» **Exercise**: Which lines in the listing below contain the word "caption"? Copy each one.

» **Records for the task**:
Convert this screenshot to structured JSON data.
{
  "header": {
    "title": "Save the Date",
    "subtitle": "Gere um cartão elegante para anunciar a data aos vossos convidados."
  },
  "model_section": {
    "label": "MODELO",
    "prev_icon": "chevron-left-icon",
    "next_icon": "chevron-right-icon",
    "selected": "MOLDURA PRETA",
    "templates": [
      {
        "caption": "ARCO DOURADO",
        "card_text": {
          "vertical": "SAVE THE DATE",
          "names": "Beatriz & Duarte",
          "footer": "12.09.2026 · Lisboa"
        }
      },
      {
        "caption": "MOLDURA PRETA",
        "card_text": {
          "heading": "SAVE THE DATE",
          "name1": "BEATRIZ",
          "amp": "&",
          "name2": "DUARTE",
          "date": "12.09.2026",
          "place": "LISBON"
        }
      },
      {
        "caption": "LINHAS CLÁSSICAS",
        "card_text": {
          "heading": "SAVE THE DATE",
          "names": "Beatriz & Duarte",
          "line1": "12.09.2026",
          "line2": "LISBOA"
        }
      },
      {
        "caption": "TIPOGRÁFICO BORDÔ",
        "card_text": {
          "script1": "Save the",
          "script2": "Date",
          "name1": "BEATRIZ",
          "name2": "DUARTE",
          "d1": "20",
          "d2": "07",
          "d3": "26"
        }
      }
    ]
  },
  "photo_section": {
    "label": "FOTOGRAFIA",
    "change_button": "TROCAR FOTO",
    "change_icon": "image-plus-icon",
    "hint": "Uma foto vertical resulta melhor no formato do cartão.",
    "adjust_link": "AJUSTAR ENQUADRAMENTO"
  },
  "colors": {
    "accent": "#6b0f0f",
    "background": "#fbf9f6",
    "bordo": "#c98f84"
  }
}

» **Answer space**:
        "caption": "ARCO DOURADO",
        "caption": "MOLDURA PRETA",
        "caption": "LINHAS CLÁSSICAS",
        "caption": "TIPOGRÁFICO BORDÔ",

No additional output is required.